Delivering newspapers is time-consuming and may have expenses and penalties. Most couriers are paid per route, and their wages depend on employment terms and the types of routes they cover.
A typical day for a newspaper courier begins with assembling and bagging newspapers before loading them into the vehicle. The preparation process can take up to two hours before the actual delivery begins. Couriers typically have deadlines and usually deliver all their papers by 6 a.m. on weekdays and 7 a.m. on weekends.
Delivering newspapers includes overheads, such as transportation costs, insurance and maintenance. Additional costs may include hiring a substitute when necessary. Some routes require the courier to cover the cost of plastic bags and rubber bands, which can be claimed as deductions at the end of the year.

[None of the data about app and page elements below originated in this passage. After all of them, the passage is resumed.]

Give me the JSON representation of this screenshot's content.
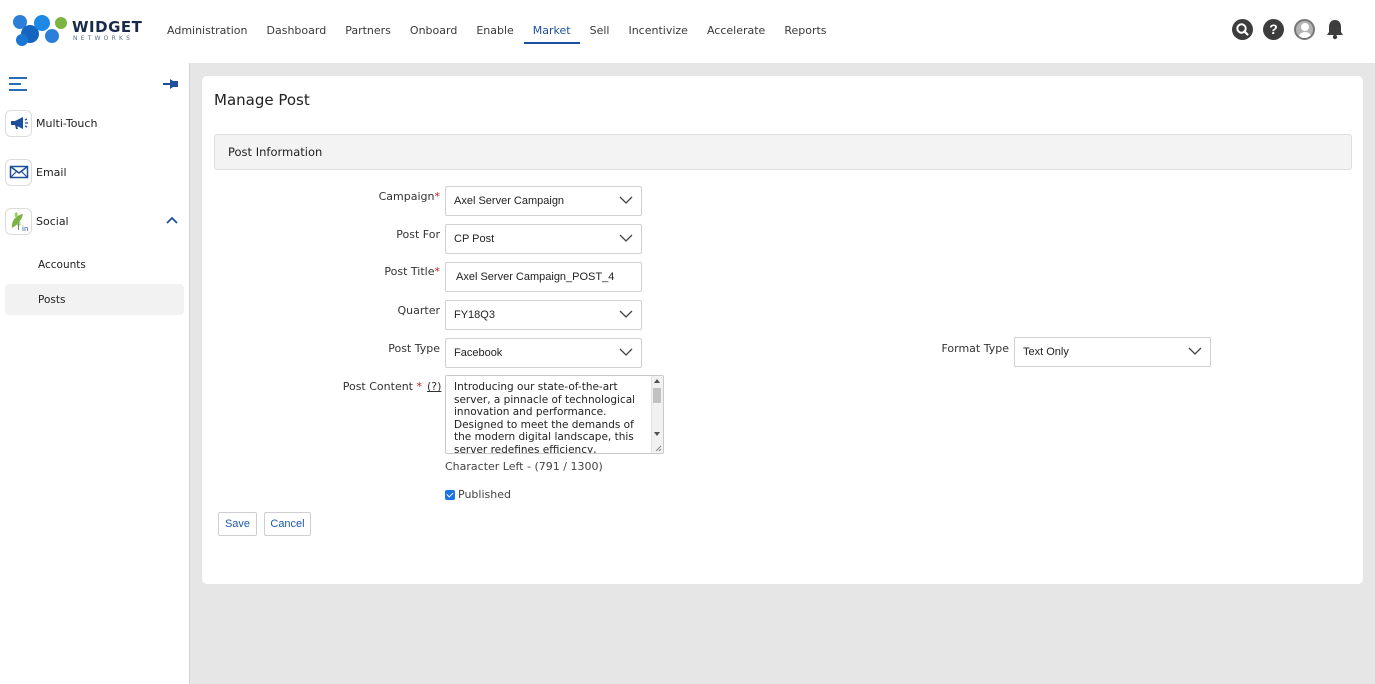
{
  "app": {
    "brand_name": "WIDGET",
    "brand_sub": "NETWORKS"
  },
  "nav": {
    "items": [
      {
        "label": "Administration"
      },
      {
        "label": "Dashboard"
      },
      {
        "label": "Partners"
      },
      {
        "label": "Onboard"
      },
      {
        "label": "Enable"
      },
      {
        "label": "Market",
        "active": true
      },
      {
        "label": "Sell"
      },
      {
        "label": "Incentivize"
      },
      {
        "label": "Accelerate"
      },
      {
        "label": "Reports"
      }
    ]
  },
  "top_icons": {
    "search": "search-icon",
    "help_glyph": "?",
    "avatar": "avatar",
    "notifications": "bell-icon"
  },
  "sidebar": {
    "items": [
      {
        "label": "Multi-Touch",
        "icon": "megaphone-icon"
      },
      {
        "label": "Email",
        "icon": "envelope-icon"
      },
      {
        "label": "Social",
        "icon": "social-icon",
        "expanded": true
      }
    ],
    "sub_items": [
      {
        "label": "Accounts"
      },
      {
        "label": "Posts",
        "active": true
      }
    ]
  },
  "page": {
    "title": "Manage Post",
    "section": "Post Information"
  },
  "form": {
    "campaign": {
      "label": "Campaign",
      "required_mark": "*",
      "value": "Axel Server Campaign"
    },
    "post_for": {
      "label": "Post For",
      "value": "CP Post"
    },
    "post_title": {
      "label": "Post Title",
      "required_mark": "*",
      "value": "Axel Server Campaign_POST_4"
    },
    "quarter": {
      "label": "Quarter",
      "value": "FY18Q3"
    },
    "post_type": {
      "label": "Post Type",
      "value": "Facebook"
    },
    "format_type": {
      "label": "Format Type",
      "value": "Text Only"
    },
    "post_content": {
      "label": "Post Content",
      "required_mark": "*",
      "help": "(?)",
      "value": "Introducing our state-of-the-art server, a pinnacle of technological innovation and performance. Designed to meet the demands of the modern digital landscape, this server redefines efficiency, reliability,"
    },
    "char_left": "Character Left - (791 / 1300)",
    "published": {
      "label": "Published",
      "checked": true
    },
    "save_label": "Save",
    "cancel_label": "Cancel"
  },
  "colors": {
    "accent": "#1f4e9c",
    "required": "#d01919",
    "link": "#1f5aa8",
    "checkbox": "#1a73e8"
  }
}
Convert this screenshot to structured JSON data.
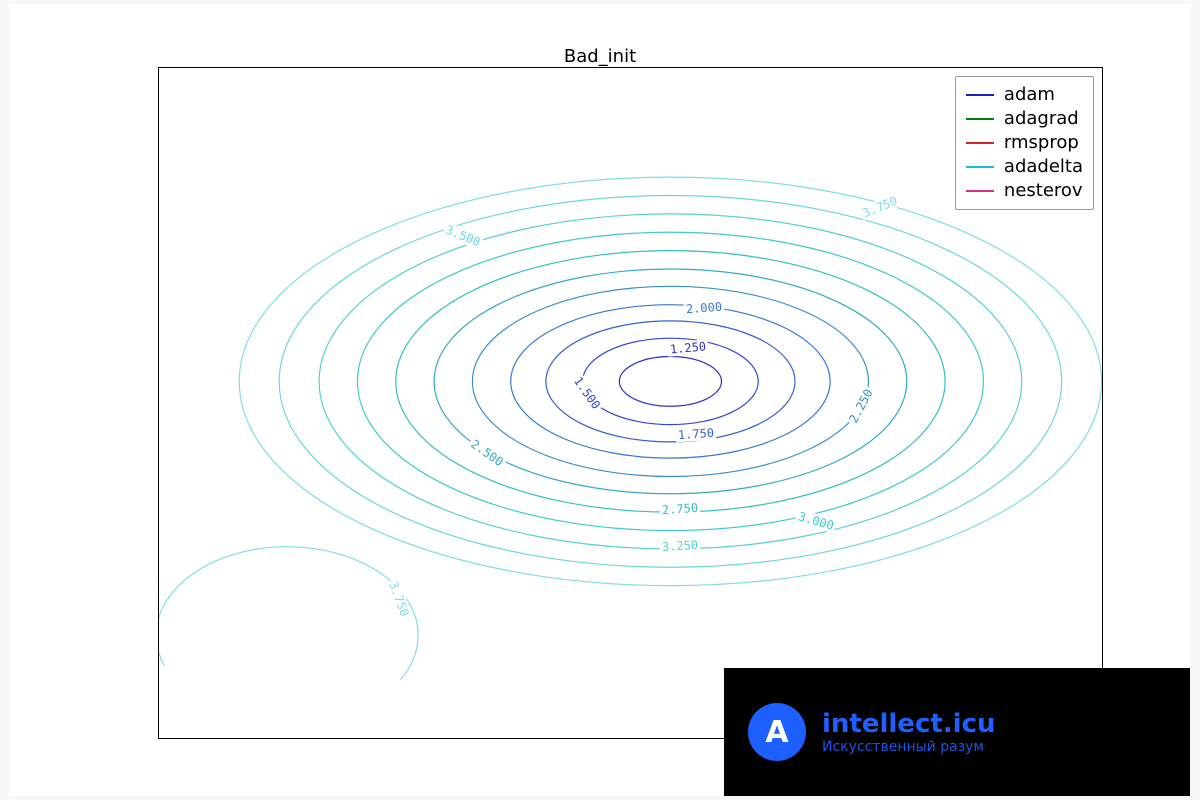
{
  "chart_data": {
    "type": "contour",
    "title": "Bad_init",
    "xlim": [
      -3.3,
      2.6
    ],
    "ylim": [
      -3.4,
      2.8
    ],
    "xticks": [
      -3,
      -2,
      -1,
      0,
      1,
      2
    ],
    "yticks": [
      -3,
      -2,
      -1,
      0,
      1,
      2
    ],
    "legend": [
      {
        "name": "adam",
        "color": "#1f1fbf"
      },
      {
        "name": "adagrad",
        "color": "#008000"
      },
      {
        "name": "rmsprop",
        "color": "#d62728"
      },
      {
        "name": "adadelta",
        "color": "#17becf"
      },
      {
        "name": "nesterov",
        "color": "#d63384"
      }
    ],
    "primary_center": [
      -0.1,
      -0.1
    ],
    "contours": [
      {
        "level": 1.25,
        "rx": 0.32,
        "ry": 0.23,
        "color": "#3030c8"
      },
      {
        "level": 1.5,
        "rx": 0.55,
        "ry": 0.4,
        "color": "#3348cc"
      },
      {
        "level": 1.75,
        "rx": 0.78,
        "ry": 0.56,
        "color": "#3560ce"
      },
      {
        "level": 2.0,
        "rx": 1.0,
        "ry": 0.71,
        "color": "#3678ce"
      },
      {
        "level": 2.25,
        "rx": 1.24,
        "ry": 0.88,
        "color": "#3790cc"
      },
      {
        "level": 2.5,
        "rx": 1.48,
        "ry": 1.04,
        "color": "#36a8c8"
      },
      {
        "level": 2.75,
        "rx": 1.72,
        "ry": 1.21,
        "color": "#33bec2"
      },
      {
        "level": 3.0,
        "rx": 1.96,
        "ry": 1.38,
        "color": "#42c8cf"
      },
      {
        "level": 3.25,
        "rx": 2.2,
        "ry": 1.55,
        "color": "#57cfd6"
      },
      {
        "level": 3.5,
        "rx": 2.45,
        "ry": 1.72,
        "color": "#6cd7dd"
      },
      {
        "level": 3.75,
        "rx": 2.7,
        "ry": 1.89,
        "color": "#7fdee3"
      }
    ],
    "secondary_arc": {
      "center": [
        -2.5,
        -2.45
      ],
      "r": 0.82,
      "start_deg": -30,
      "end_deg": 200,
      "level": 3.75,
      "color": "#7fdee3"
    },
    "contour_labels": [
      {
        "text": "1.250",
        "x": 0.0,
        "y": 0.22,
        "rot": -5,
        "color": "#3030c8"
      },
      {
        "text": "1.500",
        "x": -0.63,
        "y": -0.2,
        "rot": 55,
        "color": "#3348cc"
      },
      {
        "text": "1.750",
        "x": 0.05,
        "y": -0.58,
        "rot": -4,
        "color": "#3560ce"
      },
      {
        "text": "2.000",
        "x": 0.1,
        "y": 0.59,
        "rot": -4,
        "color": "#3678ce"
      },
      {
        "text": "2.250",
        "x": 1.08,
        "y": -0.32,
        "rot": -62,
        "color": "#3790cc"
      },
      {
        "text": "2.500",
        "x": -1.25,
        "y": -0.75,
        "rot": 35,
        "color": "#36a8c8"
      },
      {
        "text": "2.750",
        "x": -0.05,
        "y": -1.27,
        "rot": -4,
        "color": "#33bec2"
      },
      {
        "text": "3.000",
        "x": 0.8,
        "y": -1.38,
        "rot": 16,
        "color": "#42c8cf"
      },
      {
        "text": "3.250",
        "x": -0.05,
        "y": -1.61,
        "rot": -3,
        "color": "#57cfd6"
      },
      {
        "text": "3.500",
        "x": -1.4,
        "y": 1.25,
        "rot": 22,
        "color": "#6cd7dd"
      },
      {
        "text": "3.750",
        "x": 1.2,
        "y": 1.52,
        "rot": -22,
        "color": "#7fdee3"
      },
      {
        "text": "3.750",
        "x": -1.8,
        "y": -2.1,
        "rot": 70,
        "color": "#7fdee3"
      }
    ]
  },
  "watermark": {
    "logo_letter": "A",
    "line1": "intellect.icu",
    "line2": "Искусственный разум"
  }
}
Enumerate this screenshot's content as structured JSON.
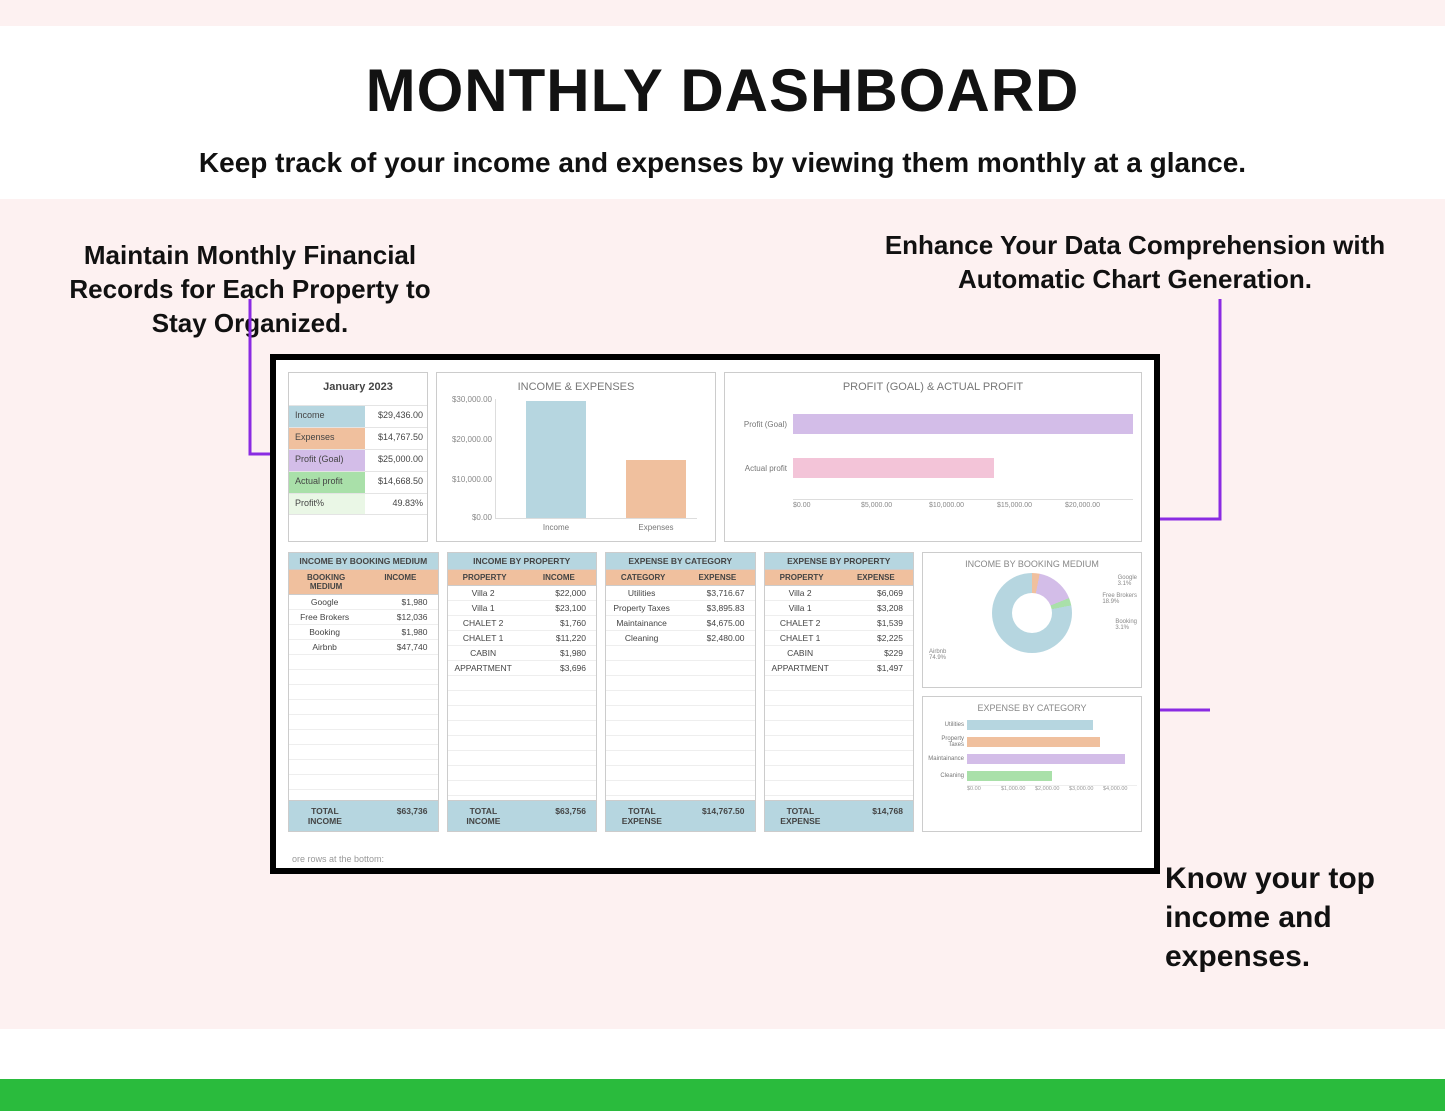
{
  "title": "MONTHLY DASHBOARD",
  "subtitle": "Keep track of your income and expenses by viewing them monthly at a glance.",
  "callouts": {
    "left": "Maintain Monthly Financial Records for Each Property to Stay Organized.",
    "right": "Enhance Your Data Comprehension with Automatic Chart Generation.",
    "bottom": "Know your top income and expenses."
  },
  "summary": {
    "month": "January 2023",
    "rows": [
      {
        "label": "Income",
        "value": "$29,436.00"
      },
      {
        "label": "Expenses",
        "value": "$14,767.50"
      },
      {
        "label": "Profit (Goal)",
        "value": "$25,000.00"
      },
      {
        "label": "Actual profit",
        "value": "$14,668.50"
      },
      {
        "label": "Profit%",
        "value": "49.83%"
      }
    ]
  },
  "chart_data": [
    {
      "type": "bar",
      "title": "INCOME & EXPENSES",
      "categories": [
        "Income",
        "Expenses"
      ],
      "values": [
        29436,
        14767.5
      ],
      "yticks": [
        "$0.00",
        "$10,000.00",
        "$20,000.00",
        "$30,000.00"
      ],
      "ylim": [
        0,
        30000
      ]
    },
    {
      "type": "bar-horizontal",
      "title": "PROFIT (GOAL) & ACTUAL PROFIT",
      "categories": [
        "Profit (Goal)",
        "Actual profit"
      ],
      "values": [
        25000,
        14668.5
      ],
      "xticks": [
        "$0.00",
        "$5,000.00",
        "$10,000.00",
        "$15,000.00",
        "$20,000.00"
      ],
      "xlim": [
        0,
        25000
      ]
    },
    {
      "type": "pie",
      "title": "INCOME BY BOOKING MEDIUM",
      "series": [
        {
          "name": "Google",
          "value": 1980,
          "pct": "3.1%"
        },
        {
          "name": "Free Brokers",
          "value": 12036,
          "pct": "18.9%"
        },
        {
          "name": "Booking",
          "value": 1980,
          "pct": "3.1%"
        },
        {
          "name": "Airbnb",
          "value": 47740,
          "pct": "74.9%"
        }
      ]
    },
    {
      "type": "bar-horizontal",
      "title": "EXPENSE BY CATEGORY",
      "categories": [
        "Utilities",
        "Property Taxes",
        "Maintainance",
        "Cleaning"
      ],
      "values": [
        3716.67,
        3895.83,
        4675.0,
        2480.0
      ],
      "xticks": [
        "$0.00",
        "$1,000.00",
        "$2,000.00",
        "$3,000.00",
        "$4,000.00"
      ],
      "xlim": [
        0,
        5000
      ]
    }
  ],
  "tables": {
    "t1": {
      "title": "INCOME BY BOOKING MEDIUM",
      "headers": [
        "BOOKING MEDIUM",
        "INCOME"
      ],
      "rows": [
        [
          "Google",
          "$1,980"
        ],
        [
          "Free Brokers",
          "$12,036"
        ],
        [
          "Booking",
          "$1,980"
        ],
        [
          "Airbnb",
          "$47,740"
        ]
      ],
      "footer": [
        "TOTAL INCOME",
        "$63,736"
      ]
    },
    "t2": {
      "title": "INCOME BY PROPERTY",
      "headers": [
        "PROPERTY",
        "INCOME"
      ],
      "rows": [
        [
          "Villa 2",
          "$22,000"
        ],
        [
          "Villa 1",
          "$23,100"
        ],
        [
          "CHALET 2",
          "$1,760"
        ],
        [
          "CHALET 1",
          "$11,220"
        ],
        [
          "CABIN",
          "$1,980"
        ],
        [
          "APPARTMENT",
          "$3,696"
        ]
      ],
      "footer": [
        "TOTAL INCOME",
        "$63,756"
      ]
    },
    "t3": {
      "title": "EXPENSE BY CATEGORY",
      "headers": [
        "CATEGORY",
        "EXPENSE"
      ],
      "rows": [
        [
          "Utilities",
          "$3,716.67"
        ],
        [
          "Property Taxes",
          "$3,895.83"
        ],
        [
          "Maintainance",
          "$4,675.00"
        ],
        [
          "Cleaning",
          "$2,480.00"
        ]
      ],
      "footer": [
        "TOTAL EXPENSE",
        "$14,767.50"
      ]
    },
    "t4": {
      "title": "EXPENSE BY PROPERTY",
      "headers": [
        "PROPERTY",
        "EXPENSE"
      ],
      "rows": [
        [
          "Villa 2",
          "$6,069"
        ],
        [
          "Villa 1",
          "$3,208"
        ],
        [
          "CHALET 2",
          "$1,539"
        ],
        [
          "CHALET 1",
          "$2,225"
        ],
        [
          "CABIN",
          "$229"
        ],
        [
          "APPARTMENT",
          "$1,497"
        ]
      ],
      "footer": [
        "TOTAL EXPENSE",
        "$14,768"
      ]
    }
  },
  "footer_note": "ore rows at the bottom:"
}
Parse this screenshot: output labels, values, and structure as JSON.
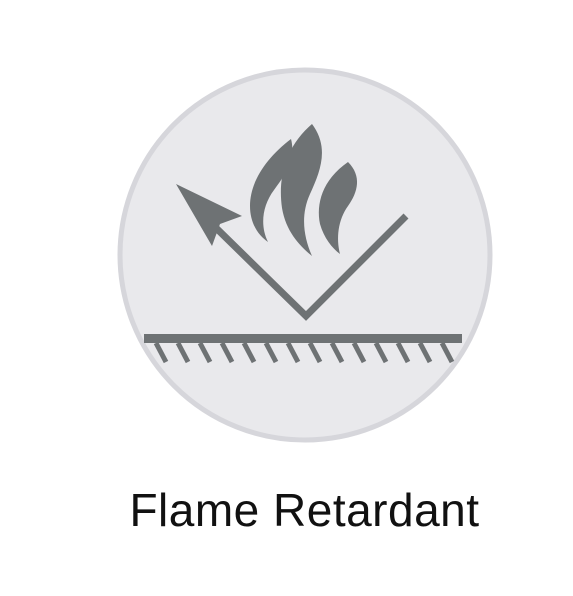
{
  "feature": {
    "label": "Flame Retardant",
    "icon": "flame-retardant-icon"
  },
  "colors": {
    "badge_fill": "#e9e9ec",
    "badge_ring": "#d6d6db",
    "icon_fill": "#6e7274",
    "text": "#111111",
    "background": "#ffffff"
  }
}
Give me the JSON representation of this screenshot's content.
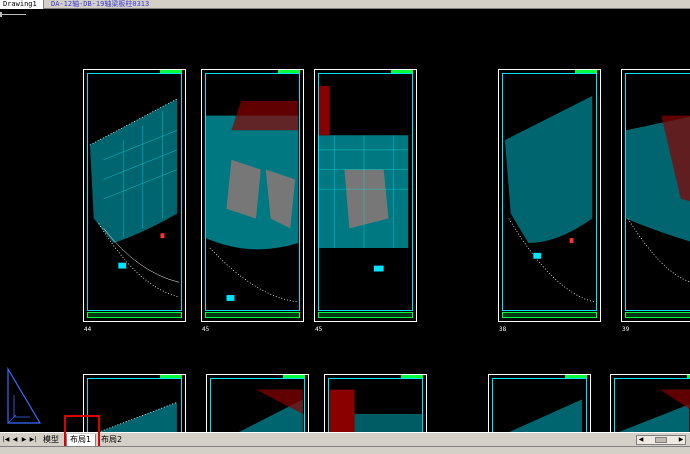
{
  "doc_tabs": [
    {
      "label": "Drawing1",
      "active": true
    },
    {
      "label": "DA-12轴-DB-19轴梁板柱0313",
      "active": false
    }
  ],
  "sheets_top": [
    {
      "number": "44"
    },
    {
      "number": "45"
    },
    {
      "number": "45"
    },
    {
      "number": "38"
    },
    {
      "number": "39"
    }
  ],
  "layout_tabs": [
    {
      "label": "模型"
    },
    {
      "label": "布局1"
    },
    {
      "label": "布局2"
    }
  ],
  "colors": {
    "sheet_frame": "#ffffff",
    "inner_frame": "#00e5ff",
    "title_block": "#00ff3c",
    "hatch": "#00d9d9",
    "highlight": "#e00000"
  }
}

There are penalties for newspaper couriers depending on the company policies. These are mainly enforced for customer complaints and deducted from the pay check. Penalties vary depending on the type of complaint and employer. Some companies fine employees who quit their jobs without giving a 30-day notice beforehand. The best way to find out what it is like to deliver newspapers is to speak to a courier personally and ask questions.